I ended up being quoted a few times in this recent article about modern web app technologies. I’ll provide a bit more context here.
"It’s amazing what people have done with HTML, which was never intended to do rich Internet applications. And Flash was originally created for lightweight animation–literally for Mickey Mouse on the Web," said Brad Becker, who as group product manager for rich client platforms at Microsoft helps oversee Silverlight. "But these technologies were designed for something else, and people are really hacking them to do more”
Each of these technologies had an original purpose that it was intended to fulfill and I believe all of them are good at doing what they were intended to do. This point is something I hope people really think about. It reminds me of the fact that I once sawed a branch off a tree with the little saw on my Swiss Army knife. Once.
Flash began as “Smart sketch” and then became “FutureSplash Animator” and then “Flash”. It’s a tablet sketch app, tweaked to become a lightweight web animation player, that’s had coding bolted on to it. It’s completely optimized around animation and does a great job with traditional cartoon animation on the web. When you dive deep into a Flash app though, you’re still knee deep in “movie clips”, “timelines”, and “frames”. Makes perfect sense for animation but it’s a bizarre model to build applications on top of.
Just because Google is doing something doesn’t mean it’s the right way, though, Becker said. "If you look at Google Apps, they’re doing great things, but how many shops out there have the Ajax chops that Google does?"
I’ve built true RIA’s in AJAX, I’ve built them in Flash. These project were completed successfully but it was a lot like sawing that tree with the Swiss Army knife. Flash and HTML are great at what they were intended for but they’re both convoluted when it comes to building real applications. There’s good news though; things don’t have to be so hard:
That’s exactly what Becker promises. "We’re going to be iterating pretty quickly, and each version is going to add new features and functionality," Becker said. The final version of Silverlight 2 will be released later this year, added Brian Goldfarb, group product manager for developer platforms at Microsoft.
This has been a very nice surprise for me—how quickly Microsoft has been able to innovate with Silverlight and deliver stable iterations of the platform. That’s because we took a decade of experience from .NET and Windows Media and used that expertise to build a modern platform that was designed for today’s rich web applications and media experiences. It’s the only platform out there that was actually designed for building modern web applications.
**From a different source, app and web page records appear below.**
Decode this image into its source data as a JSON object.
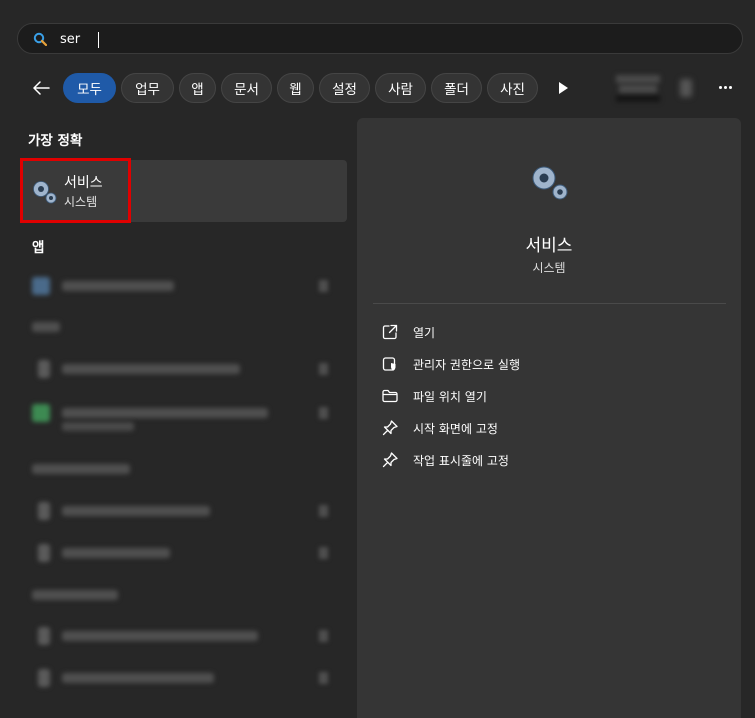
{
  "search": {
    "query": "ser"
  },
  "filters": {
    "back": "back",
    "chips": [
      "모두",
      "업무",
      "앱",
      "문서",
      "웹",
      "설정",
      "사람",
      "폴더",
      "사진"
    ],
    "active": "모두"
  },
  "left": {
    "best_match_header": "가장 정확",
    "best_match": {
      "title": "서비스",
      "subtitle": "시스템"
    },
    "apps_header": "앱"
  },
  "details": {
    "title": "서비스",
    "subtitle": "시스템",
    "actions": [
      {
        "label": "열기",
        "icon": "open-external-icon"
      },
      {
        "label": "관리자 권한으로 실행",
        "icon": "shield-admin-icon"
      },
      {
        "label": "파일 위치 열기",
        "icon": "folder-icon"
      },
      {
        "label": "시작 화면에 고정",
        "icon": "pin-icon"
      },
      {
        "label": "작업 표시줄에 고정",
        "icon": "pin-icon"
      }
    ]
  },
  "colors": {
    "accent": "#1f5aa8",
    "highlight": "#e00000",
    "background": "#272727",
    "panel": "#353535"
  }
}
Flash, HTML, Ajax: Which will win the Web app war? | Business Tech – CNET News.com